#### ASSIGNED TASK
Search the records below for the string "Корпус" and copy each line where it turns up.

= Beginning of Section =

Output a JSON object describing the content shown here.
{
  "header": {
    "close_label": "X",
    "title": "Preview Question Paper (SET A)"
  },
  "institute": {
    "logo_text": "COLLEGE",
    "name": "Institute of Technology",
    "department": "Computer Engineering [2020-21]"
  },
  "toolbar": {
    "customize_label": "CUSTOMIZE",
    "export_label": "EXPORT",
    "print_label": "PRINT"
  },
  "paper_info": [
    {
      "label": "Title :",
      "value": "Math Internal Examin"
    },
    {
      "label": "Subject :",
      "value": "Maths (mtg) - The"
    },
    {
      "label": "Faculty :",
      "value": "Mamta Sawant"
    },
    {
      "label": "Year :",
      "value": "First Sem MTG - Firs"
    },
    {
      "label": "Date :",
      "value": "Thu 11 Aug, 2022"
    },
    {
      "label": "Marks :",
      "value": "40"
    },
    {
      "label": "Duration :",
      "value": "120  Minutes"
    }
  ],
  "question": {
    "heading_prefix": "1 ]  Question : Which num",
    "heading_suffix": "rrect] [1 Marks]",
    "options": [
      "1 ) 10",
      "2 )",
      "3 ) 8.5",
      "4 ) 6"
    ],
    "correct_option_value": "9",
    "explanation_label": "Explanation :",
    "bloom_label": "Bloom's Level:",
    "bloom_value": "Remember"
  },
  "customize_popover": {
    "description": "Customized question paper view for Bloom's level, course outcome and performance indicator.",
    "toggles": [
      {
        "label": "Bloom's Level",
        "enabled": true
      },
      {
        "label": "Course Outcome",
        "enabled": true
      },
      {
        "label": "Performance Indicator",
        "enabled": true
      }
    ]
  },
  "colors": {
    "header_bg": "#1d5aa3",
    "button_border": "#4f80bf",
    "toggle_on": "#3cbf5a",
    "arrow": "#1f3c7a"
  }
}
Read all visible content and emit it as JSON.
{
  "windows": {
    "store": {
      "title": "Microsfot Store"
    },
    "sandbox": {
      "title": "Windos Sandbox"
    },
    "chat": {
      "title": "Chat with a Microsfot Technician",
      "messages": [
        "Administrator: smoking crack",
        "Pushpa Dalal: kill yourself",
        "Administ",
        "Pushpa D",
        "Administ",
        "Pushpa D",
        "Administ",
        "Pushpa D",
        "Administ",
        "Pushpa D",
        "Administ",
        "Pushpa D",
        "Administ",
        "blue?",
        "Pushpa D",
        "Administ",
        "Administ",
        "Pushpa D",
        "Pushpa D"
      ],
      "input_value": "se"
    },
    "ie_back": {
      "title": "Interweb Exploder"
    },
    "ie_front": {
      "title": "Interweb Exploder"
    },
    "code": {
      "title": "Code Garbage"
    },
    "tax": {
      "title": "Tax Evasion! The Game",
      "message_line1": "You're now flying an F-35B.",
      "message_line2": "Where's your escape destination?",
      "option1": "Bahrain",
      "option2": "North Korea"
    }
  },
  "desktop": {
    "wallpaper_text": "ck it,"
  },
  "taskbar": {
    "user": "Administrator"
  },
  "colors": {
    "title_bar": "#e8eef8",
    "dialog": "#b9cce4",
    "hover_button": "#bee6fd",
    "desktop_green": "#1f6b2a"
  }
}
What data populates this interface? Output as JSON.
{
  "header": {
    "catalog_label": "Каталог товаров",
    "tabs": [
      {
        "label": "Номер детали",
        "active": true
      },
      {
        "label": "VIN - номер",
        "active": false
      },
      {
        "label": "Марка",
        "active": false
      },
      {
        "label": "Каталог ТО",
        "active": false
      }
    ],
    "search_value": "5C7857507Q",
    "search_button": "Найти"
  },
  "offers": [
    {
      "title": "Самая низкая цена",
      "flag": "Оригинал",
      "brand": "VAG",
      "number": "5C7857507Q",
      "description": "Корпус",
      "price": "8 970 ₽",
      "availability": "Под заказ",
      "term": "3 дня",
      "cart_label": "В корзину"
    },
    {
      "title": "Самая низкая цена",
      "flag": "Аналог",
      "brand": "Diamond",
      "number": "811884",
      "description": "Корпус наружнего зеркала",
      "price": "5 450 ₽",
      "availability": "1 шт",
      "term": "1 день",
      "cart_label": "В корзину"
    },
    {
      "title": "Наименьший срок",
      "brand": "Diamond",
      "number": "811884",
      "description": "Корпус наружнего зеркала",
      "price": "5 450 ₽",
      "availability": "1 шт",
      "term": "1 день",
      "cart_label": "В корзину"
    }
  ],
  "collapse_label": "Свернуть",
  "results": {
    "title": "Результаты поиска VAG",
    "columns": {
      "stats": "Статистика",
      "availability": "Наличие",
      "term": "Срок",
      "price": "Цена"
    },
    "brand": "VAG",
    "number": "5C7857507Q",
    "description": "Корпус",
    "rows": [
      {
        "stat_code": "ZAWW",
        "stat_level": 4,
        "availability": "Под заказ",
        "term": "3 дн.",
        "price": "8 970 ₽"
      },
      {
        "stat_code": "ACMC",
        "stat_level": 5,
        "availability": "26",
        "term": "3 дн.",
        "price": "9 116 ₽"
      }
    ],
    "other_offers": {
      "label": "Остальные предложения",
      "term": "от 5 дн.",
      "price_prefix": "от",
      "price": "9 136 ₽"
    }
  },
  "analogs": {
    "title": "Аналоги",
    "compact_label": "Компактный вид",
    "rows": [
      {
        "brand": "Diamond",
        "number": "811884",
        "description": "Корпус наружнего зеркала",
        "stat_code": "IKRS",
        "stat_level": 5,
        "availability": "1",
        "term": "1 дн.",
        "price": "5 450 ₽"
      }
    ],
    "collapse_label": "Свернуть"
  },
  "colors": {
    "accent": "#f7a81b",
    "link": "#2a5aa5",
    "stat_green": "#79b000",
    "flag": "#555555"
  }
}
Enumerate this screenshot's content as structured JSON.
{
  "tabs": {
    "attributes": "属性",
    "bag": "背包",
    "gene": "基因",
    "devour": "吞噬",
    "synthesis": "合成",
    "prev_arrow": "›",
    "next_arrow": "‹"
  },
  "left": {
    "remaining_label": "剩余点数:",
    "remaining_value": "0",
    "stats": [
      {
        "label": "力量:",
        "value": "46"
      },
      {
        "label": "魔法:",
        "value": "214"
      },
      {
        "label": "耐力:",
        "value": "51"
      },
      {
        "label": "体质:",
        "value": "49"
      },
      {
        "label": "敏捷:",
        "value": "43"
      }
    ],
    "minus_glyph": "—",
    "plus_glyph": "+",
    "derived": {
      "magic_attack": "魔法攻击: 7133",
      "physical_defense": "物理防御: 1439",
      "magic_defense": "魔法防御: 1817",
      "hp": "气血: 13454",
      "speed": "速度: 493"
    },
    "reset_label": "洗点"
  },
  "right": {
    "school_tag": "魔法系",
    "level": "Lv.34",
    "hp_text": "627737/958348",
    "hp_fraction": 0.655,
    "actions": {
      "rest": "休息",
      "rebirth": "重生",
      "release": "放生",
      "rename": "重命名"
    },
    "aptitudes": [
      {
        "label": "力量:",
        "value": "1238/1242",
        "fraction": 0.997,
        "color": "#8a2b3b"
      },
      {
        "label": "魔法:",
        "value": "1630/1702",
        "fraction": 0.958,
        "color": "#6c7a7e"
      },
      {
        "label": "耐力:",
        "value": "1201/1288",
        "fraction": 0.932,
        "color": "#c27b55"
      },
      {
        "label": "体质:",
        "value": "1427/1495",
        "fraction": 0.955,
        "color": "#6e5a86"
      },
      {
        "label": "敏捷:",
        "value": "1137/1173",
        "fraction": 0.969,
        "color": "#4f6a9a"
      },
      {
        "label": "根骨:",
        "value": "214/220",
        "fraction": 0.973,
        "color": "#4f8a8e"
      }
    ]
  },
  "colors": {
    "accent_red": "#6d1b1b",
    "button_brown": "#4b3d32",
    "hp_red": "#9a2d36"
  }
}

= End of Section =

#### RESULT OF THE TASK
      "description": "Корпус",
      "description": "Корпус наружнего зеркала",
      "description": "Корпус наружнего зеркала",
    "description": "Корпус",
        "description": "Корпус наружнего зеркала",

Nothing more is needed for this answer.